Today is the last day for submissions on the District Plan Central Area Review. There's a huge set of documents to consider, and as I wrote earlier, the media didn't help by jumping to conclusions about its effects. I can't say I've read it in enough detail or with the right background to make specific or technical comments on it, but I agree with the general tone of the Architectural Centre's submission (57kB PDF) at an earlier stage of consultation:
The Architectural Centre is fully supportive of the council commitment to achieve "high quality built form and urban design outcomes." We particularly encourage proposals which support the premise that all new building (whether alterations, additions or new buildings) should demonstrate an overall improvement in terms of public benefit over the existing site to gain council approval.At the moment it's possible for a building to get through by "ticking all the boxes" in the design guides while still being depressingly ugly, or to be rejected despite being a positive addition to the streetscape, just because it breaks an inflexible rule. Theoretically, these changes should allow for more creativity, and possibly even convince some of the bottom-end developers that design quality is worth thinking about. But as the Centre says, if the council doesn't back this up with the right attitude and people, things could get even worse. Rumours from the council about developers holding off until the new rules are in place should have the more cynical among you wondering what we're in for.
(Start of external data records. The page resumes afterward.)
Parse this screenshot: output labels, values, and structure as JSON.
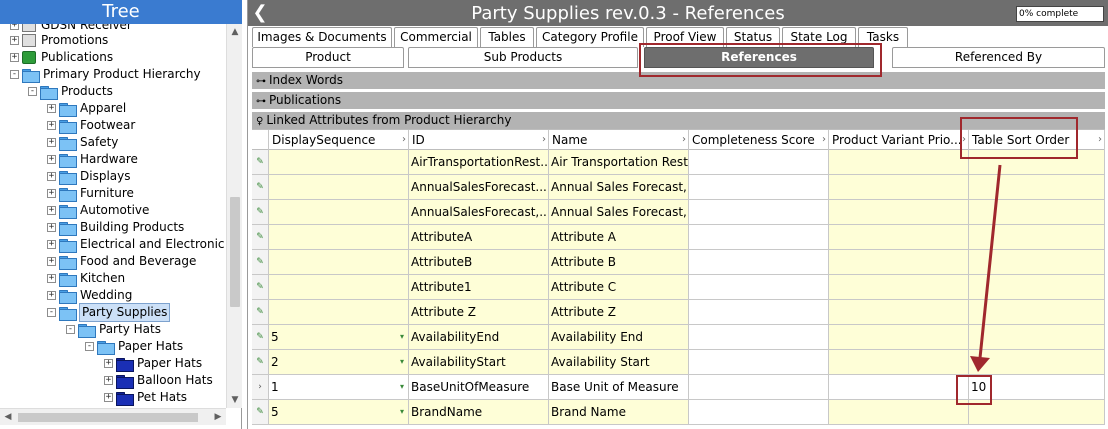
{
  "tree": {
    "title": "Tree",
    "nodes": [
      {
        "label": "GDSN Receiver",
        "icon": "gear"
      },
      {
        "label": "Promotions",
        "icon": "gear"
      },
      {
        "label": "Publications",
        "icon": "publication"
      },
      {
        "label": "Primary Product Hierarchy",
        "icon": "folder"
      },
      {
        "label": "Products",
        "icon": "folder"
      },
      {
        "label": "Apparel",
        "icon": "folder"
      },
      {
        "label": "Footwear",
        "icon": "folder"
      },
      {
        "label": "Safety",
        "icon": "folder"
      },
      {
        "label": "Hardware",
        "icon": "folder"
      },
      {
        "label": "Displays",
        "icon": "folder"
      },
      {
        "label": "Furniture",
        "icon": "folder"
      },
      {
        "label": "Automotive",
        "icon": "folder"
      },
      {
        "label": "Building Products",
        "icon": "folder"
      },
      {
        "label": "Electrical and Electronic",
        "icon": "folder"
      },
      {
        "label": "Food and Beverage",
        "icon": "folder"
      },
      {
        "label": "Kitchen",
        "icon": "folder"
      },
      {
        "label": "Wedding",
        "icon": "folder"
      },
      {
        "label": "Party Supplies",
        "icon": "folder",
        "selected": true
      },
      {
        "label": "Party Hats",
        "icon": "folder"
      },
      {
        "label": "Paper Hats",
        "icon": "folder"
      },
      {
        "label": "Paper Hats",
        "icon": "folder-dark"
      },
      {
        "label": "Balloon Hats",
        "icon": "folder-dark"
      },
      {
        "label": "Pet Hats",
        "icon": "folder-dark"
      }
    ]
  },
  "header": {
    "back_glyph": "❮",
    "title": "Party Supplies rev.0.3 - References",
    "progress": "0% complete"
  },
  "tabs_top": [
    "Images & Documents",
    "Commercial",
    "Tables",
    "Category Profile",
    "Proof View",
    "Status",
    "State Log",
    "Tasks"
  ],
  "tabs_sub": [
    {
      "label": "Product",
      "active": false
    },
    {
      "label": "Sub Products",
      "active": false
    },
    {
      "label": "References",
      "active": true
    },
    {
      "label": "Referenced By",
      "active": false
    }
  ],
  "sections": {
    "index_words": "Index Words",
    "publications": "Publications",
    "linked_attributes": "Linked Attributes from Product Hierarchy"
  },
  "grid": {
    "columns": [
      "DisplaySequence",
      "ID",
      "Name",
      "Completeness Score",
      "Product Variant Prio...",
      "Table Sort Order"
    ],
    "rows": [
      {
        "seq": "",
        "id": "AirTransportationRest...",
        "name": "Air Transportation Restri",
        "sort": ""
      },
      {
        "seq": "",
        "id": "AnnualSalesForecast...",
        "name": "Annual Sales Forecast, M",
        "sort": ""
      },
      {
        "seq": "",
        "id": "AnnualSalesForecast,...",
        "name": "Annual Sales Forecast, N",
        "sort": ""
      },
      {
        "seq": "",
        "id": "AttributeA",
        "name": "Attribute A",
        "sort": ""
      },
      {
        "seq": "",
        "id": "AttributeB",
        "name": "Attribute B",
        "sort": ""
      },
      {
        "seq": "",
        "id": "Attribute1",
        "name": "Attribute C",
        "sort": ""
      },
      {
        "seq": "",
        "id": "Attribute Z",
        "name": "Attribute Z",
        "sort": ""
      },
      {
        "seq": "5",
        "id": "AvailabilityEnd",
        "name": "Availability End",
        "sort": ""
      },
      {
        "seq": "2",
        "id": "AvailabilityStart",
        "name": "Availability Start",
        "sort": ""
      },
      {
        "seq": "1",
        "id": "BaseUnitOfMeasure",
        "name": "Base Unit of Measure",
        "sort": "10",
        "current": true
      },
      {
        "seq": "5",
        "id": "BrandName",
        "name": "Brand Name",
        "sort": ""
      }
    ]
  },
  "colors": {
    "tree_header": "#3a7bd0",
    "title_bar": "#6e6e6e",
    "active_tab": "#6e6e6e",
    "annotation": "#a0282d",
    "editable_cell": "#fefed7"
  }
}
We commend the Council for its shift towards a more "intelligent" design guide that will maximise the possibilities good designers can bring to the city. We caution though that the success of such a guide will depend on having the appropriate skills within the council to administer the guide well ... We do however have some concerns about the proposed Central Area guide in that it appears that the Council is being re-active rather than pro-active, and we encourage the Council to adopt a more visionary approach to long-term planning.
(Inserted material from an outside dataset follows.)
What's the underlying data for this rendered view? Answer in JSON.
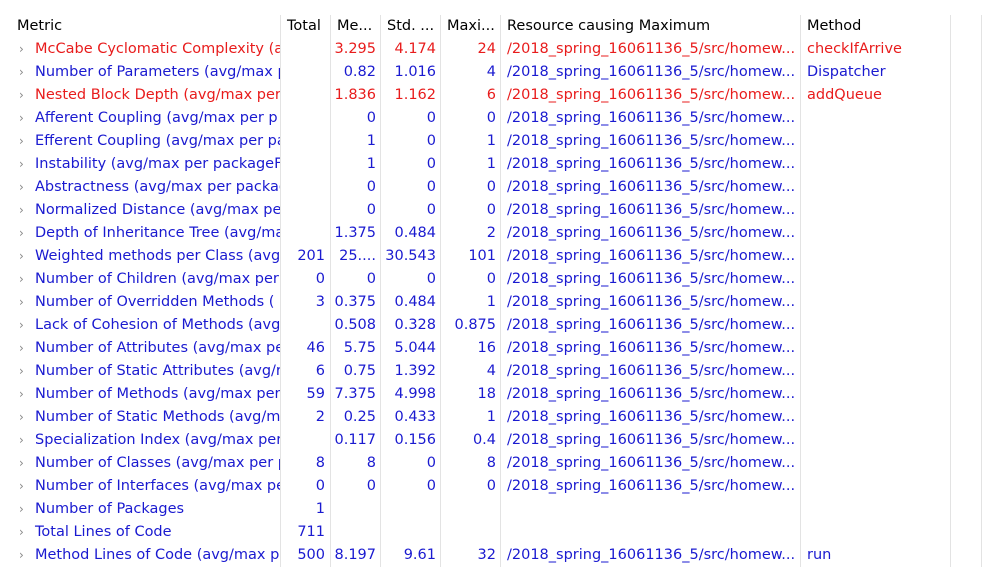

Nevertheless, there are some examples to show that the changes are coming none too soon. A shabby, undistinguished but historically interesting old house at 301 Willis St (site of infamous bohemian antics by James K Baxter and others) was bulldozed. That's a great pity, but if the replacement had been a well-designed mid-rise apartment building with ground floor shops, its gains in density and variety would have offset the loss. Instead, we've got this: a surly blank bunker that sneers at its fine-grained mixed-use context. This branch of Hirepool now has some signs and a steel fence, but they do nothing to improve its actively hostile attitude to pedestrians and urban values.
I always would have thought that this would have been prohibited under the existing Central Area rules, but evidently not. The proposed design guide (875kB PDF) has several clauses that should eliminate this sort of travesty. For instance:
G4.3: "Place publicly-relevant activity in view at the public edges of buildings. Publicly relevant activity includes retail, event space, show
rooms and any other activity to which the public may gain access."
G4.4: "The proportion of ground level windows and openings should be maximised in areas of established retail activity and where intensive pedestrian use is likely. ... Frontage treatments should complement that of neighbours. However, where a street or public open space is currently dominated by inactive edges, it is important for new development to redress rather than perpetuate this situation. Windows should be connected to internal activity. Blank or 'false' windows are not acceptable."
G4.5: "Articulate or eliminate wall surfaces that are featureless or plain. Large blank surfaces should not occur at ground level at the street edge, nor at high level if in prominent public view."
G6.3: "Ensure richness of detail is provided in public areas and other parts of buildings that are experienced by the public at close range and for extended periods of time."
An argument could be made that this sort of activity doesn't belong in this sort of area at all (perhaps it should have stayed at its existing location). But given that it's here, couldn't it at least have the decency to put an office or reception area on the Willis St side, rather than a concrete wall? If these new rules will stop this sort of thing happening, then they're definitely a step in the right direction.